Container Ships: Possible Effect of Fuel Efficiency On Lashing Forces
BMT Surveys' Olivier van der Kruijs, shares his experiences from the audits on more than one hundred container vessels last year.
Were you aware that fuel saving measures can have a negative effect on the lashing forces on the containers? Olivier van der Kruijs, Risk & Quality Manager and Marine Surveyor at BMT Surveys, shares his experiences from the audits on more than one hundred container vessels last year.
The latest generation of container ships have been designed not only to increase capacity but also to improve energy efficiency and environmental performance. The rise in fuel prices in combination with a continuing pressure on freight rates has forced ship owners and operators to look closely at the amount of fuel being used. This has resulted in economical steaming and other fuel efficiency measures. Fuel efficiency monitoring can be achieved by a number of ways; for example, by using computer and communication software which monitors and analyses the ship’s performance and operational parameters in real time. The results of these analyses may then suggest, for example to change speed, trim and draft. The optimal trim, varies with speed, displacement, weather and underwater hull shape and can be a significant factor in saving fuel. One study suggested that fuel consumption could be reduced by as much as 5% using this technology. However, as an unwanted side effect, this fuel saving method may increase the calculated dynamic forces to the containers and lashings, possibly exceeding maximum permissible levels.Expand to read the full article

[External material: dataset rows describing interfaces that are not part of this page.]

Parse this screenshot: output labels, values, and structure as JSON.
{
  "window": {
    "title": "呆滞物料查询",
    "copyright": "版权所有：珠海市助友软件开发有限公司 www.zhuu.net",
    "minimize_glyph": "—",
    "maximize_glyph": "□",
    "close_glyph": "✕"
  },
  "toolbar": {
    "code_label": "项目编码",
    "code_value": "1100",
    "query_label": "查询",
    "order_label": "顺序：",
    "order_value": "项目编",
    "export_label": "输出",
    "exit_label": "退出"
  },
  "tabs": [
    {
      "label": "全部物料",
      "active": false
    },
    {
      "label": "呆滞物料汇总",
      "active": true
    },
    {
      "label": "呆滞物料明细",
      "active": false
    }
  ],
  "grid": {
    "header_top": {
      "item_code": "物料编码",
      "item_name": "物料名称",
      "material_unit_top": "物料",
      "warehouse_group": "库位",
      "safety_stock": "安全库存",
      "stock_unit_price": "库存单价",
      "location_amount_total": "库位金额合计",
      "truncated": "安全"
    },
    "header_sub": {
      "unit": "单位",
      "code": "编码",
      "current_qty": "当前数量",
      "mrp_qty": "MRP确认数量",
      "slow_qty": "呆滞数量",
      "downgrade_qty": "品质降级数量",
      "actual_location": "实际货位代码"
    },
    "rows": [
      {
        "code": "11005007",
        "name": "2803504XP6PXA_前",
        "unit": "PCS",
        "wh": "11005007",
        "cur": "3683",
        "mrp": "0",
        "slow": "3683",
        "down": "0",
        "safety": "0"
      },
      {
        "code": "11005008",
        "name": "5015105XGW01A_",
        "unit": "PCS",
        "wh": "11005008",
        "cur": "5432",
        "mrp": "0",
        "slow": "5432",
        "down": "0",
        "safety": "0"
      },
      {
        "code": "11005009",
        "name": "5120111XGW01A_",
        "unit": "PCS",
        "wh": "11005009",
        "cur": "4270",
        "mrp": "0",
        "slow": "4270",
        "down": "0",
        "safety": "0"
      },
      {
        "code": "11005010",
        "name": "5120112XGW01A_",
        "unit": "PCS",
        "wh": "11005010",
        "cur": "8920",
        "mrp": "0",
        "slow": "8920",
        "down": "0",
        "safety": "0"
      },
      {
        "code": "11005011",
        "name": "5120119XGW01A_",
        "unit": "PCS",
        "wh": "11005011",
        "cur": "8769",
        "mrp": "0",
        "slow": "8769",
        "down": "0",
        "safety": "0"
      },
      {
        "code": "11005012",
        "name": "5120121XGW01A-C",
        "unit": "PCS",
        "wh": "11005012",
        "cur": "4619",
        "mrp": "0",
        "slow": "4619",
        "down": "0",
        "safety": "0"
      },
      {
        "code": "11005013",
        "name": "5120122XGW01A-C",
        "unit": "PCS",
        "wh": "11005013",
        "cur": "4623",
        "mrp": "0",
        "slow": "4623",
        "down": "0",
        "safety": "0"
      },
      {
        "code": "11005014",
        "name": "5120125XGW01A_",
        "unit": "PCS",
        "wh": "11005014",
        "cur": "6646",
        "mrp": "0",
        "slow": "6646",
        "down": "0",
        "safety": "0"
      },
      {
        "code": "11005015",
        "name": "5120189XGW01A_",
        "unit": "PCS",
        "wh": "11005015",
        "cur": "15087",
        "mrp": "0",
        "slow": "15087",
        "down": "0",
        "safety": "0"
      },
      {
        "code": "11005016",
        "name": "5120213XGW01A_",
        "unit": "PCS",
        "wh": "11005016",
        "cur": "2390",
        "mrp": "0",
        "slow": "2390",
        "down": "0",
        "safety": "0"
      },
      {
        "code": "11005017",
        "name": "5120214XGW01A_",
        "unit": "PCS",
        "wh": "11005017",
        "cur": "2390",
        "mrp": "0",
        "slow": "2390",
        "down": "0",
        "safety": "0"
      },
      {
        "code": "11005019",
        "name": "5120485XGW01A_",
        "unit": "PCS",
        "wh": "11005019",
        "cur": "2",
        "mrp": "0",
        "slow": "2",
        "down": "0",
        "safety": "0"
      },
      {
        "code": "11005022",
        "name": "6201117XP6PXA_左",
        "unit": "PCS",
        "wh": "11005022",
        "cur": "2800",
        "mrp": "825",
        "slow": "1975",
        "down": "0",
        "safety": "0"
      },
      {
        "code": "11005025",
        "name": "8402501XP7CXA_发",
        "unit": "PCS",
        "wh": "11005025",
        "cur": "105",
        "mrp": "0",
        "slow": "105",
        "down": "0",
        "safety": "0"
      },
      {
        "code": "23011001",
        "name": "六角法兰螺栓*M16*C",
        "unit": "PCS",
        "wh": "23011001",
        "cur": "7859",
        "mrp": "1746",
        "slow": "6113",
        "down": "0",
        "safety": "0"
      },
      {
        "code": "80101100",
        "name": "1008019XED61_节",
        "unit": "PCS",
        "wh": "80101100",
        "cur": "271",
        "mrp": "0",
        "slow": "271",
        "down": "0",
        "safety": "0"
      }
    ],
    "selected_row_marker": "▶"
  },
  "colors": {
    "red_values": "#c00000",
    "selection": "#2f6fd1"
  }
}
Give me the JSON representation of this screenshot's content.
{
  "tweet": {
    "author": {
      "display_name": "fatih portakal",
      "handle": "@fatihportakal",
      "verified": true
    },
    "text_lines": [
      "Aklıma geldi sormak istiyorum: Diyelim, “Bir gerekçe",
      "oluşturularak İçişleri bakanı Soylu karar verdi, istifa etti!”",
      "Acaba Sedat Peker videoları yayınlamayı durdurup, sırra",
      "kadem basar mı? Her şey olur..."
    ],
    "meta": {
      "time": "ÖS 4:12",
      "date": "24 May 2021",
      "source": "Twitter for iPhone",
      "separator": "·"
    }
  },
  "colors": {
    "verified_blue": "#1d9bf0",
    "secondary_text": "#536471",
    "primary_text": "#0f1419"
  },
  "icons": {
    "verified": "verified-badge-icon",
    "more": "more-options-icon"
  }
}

As part of its extensive range of services to the shipping industry, BMT also carries out regular inspections of container ships. A point of attention during these surveys is the requirement to review the lashing computer data and establish if there is a situation on board whereby container lashing forces are exceeded.
As regards maximum permissible forces, there are limitations resulting from the strength of the container itself. Those limitations are stipulated in ISO standards (ISO 1496). It is important to appreciate that there is no safety margin on these limits. Theoretically, a container may thus distort as soon as these force limits are exceeded. This is different for the safe working loads on the lashings, which do have a safety margin.
Usually, for the preparation of a stowage plan, stability and lashing forces are calculated. These calculations take into account the usual changes to stability as a consequence of expected fuel consumption or changes to the ballast water quantity, whilst sailing. It has become apparent that during the voyage, the ship is sometimes instructed by the owners (or the charterers) to make adjustments to improve fuel efficiency.
These (unplanned) adjustments of draught and trim increased the GM (metacentric height) at various occasions and, as a result, also the dynamic forces acting on the containers and lashings. This could lead to a situation whereby the ship left port with the calculated lashing forces being within design limits, but exceeding the limits at a later stage when the trim adjustments were made. For vessels enjoying a voyage with good weather, exceeding the designated maximum lashing forces is unlikely to result in any damaged cargo. However, if the ship was to encounter its “design motions criteria”, damage to the container stacks and cargo could occur, thus as an indirect result of saving fuel.
Olivier van der Kruijs
BMT Surveys bv,
Rotterdam, 3078 AJ,
Tel: +31 10 4790311